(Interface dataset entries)
····················

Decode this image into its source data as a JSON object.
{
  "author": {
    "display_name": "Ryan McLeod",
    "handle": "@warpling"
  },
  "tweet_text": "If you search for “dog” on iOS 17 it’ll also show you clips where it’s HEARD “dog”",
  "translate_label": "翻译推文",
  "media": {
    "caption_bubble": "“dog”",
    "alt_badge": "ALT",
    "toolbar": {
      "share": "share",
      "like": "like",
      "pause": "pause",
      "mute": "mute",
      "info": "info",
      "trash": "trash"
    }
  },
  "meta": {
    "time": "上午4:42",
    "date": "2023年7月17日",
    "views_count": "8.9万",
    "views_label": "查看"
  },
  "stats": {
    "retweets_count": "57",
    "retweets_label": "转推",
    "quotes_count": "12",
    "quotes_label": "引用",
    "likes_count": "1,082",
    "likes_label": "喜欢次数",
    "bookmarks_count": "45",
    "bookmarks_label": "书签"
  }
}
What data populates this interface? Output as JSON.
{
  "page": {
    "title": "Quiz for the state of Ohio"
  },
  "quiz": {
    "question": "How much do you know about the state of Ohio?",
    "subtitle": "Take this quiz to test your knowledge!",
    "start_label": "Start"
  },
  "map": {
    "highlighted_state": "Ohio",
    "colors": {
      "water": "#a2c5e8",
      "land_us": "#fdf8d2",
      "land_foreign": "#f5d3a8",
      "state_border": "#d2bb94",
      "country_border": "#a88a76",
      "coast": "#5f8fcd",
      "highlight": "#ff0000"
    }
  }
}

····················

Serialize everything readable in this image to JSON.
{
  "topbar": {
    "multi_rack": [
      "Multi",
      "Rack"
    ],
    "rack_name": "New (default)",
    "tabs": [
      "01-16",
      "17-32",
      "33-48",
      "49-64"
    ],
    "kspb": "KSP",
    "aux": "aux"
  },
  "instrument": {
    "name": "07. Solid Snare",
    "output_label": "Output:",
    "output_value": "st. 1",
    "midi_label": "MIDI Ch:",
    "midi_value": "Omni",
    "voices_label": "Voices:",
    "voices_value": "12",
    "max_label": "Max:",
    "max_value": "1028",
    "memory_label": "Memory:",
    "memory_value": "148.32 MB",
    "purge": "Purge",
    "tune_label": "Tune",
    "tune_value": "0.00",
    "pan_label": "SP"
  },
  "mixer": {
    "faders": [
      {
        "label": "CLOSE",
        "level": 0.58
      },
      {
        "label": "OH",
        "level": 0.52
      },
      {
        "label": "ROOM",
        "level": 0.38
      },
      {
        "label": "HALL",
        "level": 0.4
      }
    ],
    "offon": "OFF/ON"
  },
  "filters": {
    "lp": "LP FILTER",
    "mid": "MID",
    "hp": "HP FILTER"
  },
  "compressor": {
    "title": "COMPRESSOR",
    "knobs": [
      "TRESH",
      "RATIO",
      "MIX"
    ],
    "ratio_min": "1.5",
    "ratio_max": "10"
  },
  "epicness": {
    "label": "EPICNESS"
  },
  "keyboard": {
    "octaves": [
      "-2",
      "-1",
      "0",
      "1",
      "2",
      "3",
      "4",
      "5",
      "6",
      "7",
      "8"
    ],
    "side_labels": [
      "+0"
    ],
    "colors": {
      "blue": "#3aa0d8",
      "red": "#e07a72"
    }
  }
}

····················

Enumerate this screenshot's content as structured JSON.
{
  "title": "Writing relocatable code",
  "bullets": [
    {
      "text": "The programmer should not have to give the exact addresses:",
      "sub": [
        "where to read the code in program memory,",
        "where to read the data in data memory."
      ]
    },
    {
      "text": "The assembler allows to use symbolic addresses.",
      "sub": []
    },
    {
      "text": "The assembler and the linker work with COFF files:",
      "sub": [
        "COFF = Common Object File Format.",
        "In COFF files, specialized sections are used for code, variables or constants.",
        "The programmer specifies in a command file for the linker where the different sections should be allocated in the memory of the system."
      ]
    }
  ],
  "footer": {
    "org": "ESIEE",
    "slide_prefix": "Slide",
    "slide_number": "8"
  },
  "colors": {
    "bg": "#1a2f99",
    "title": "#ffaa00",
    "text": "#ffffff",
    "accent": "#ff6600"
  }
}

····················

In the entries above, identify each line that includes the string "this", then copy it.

Finished task |
Decode this image into its source data as a JSON object.
What data populates this interface? Output as JSON.
    "subtitle": "Take this quiz to test your knowledge!",
Serialize everything readable in this image to JSON.
Enumerate this screenshot's content as structured JSON.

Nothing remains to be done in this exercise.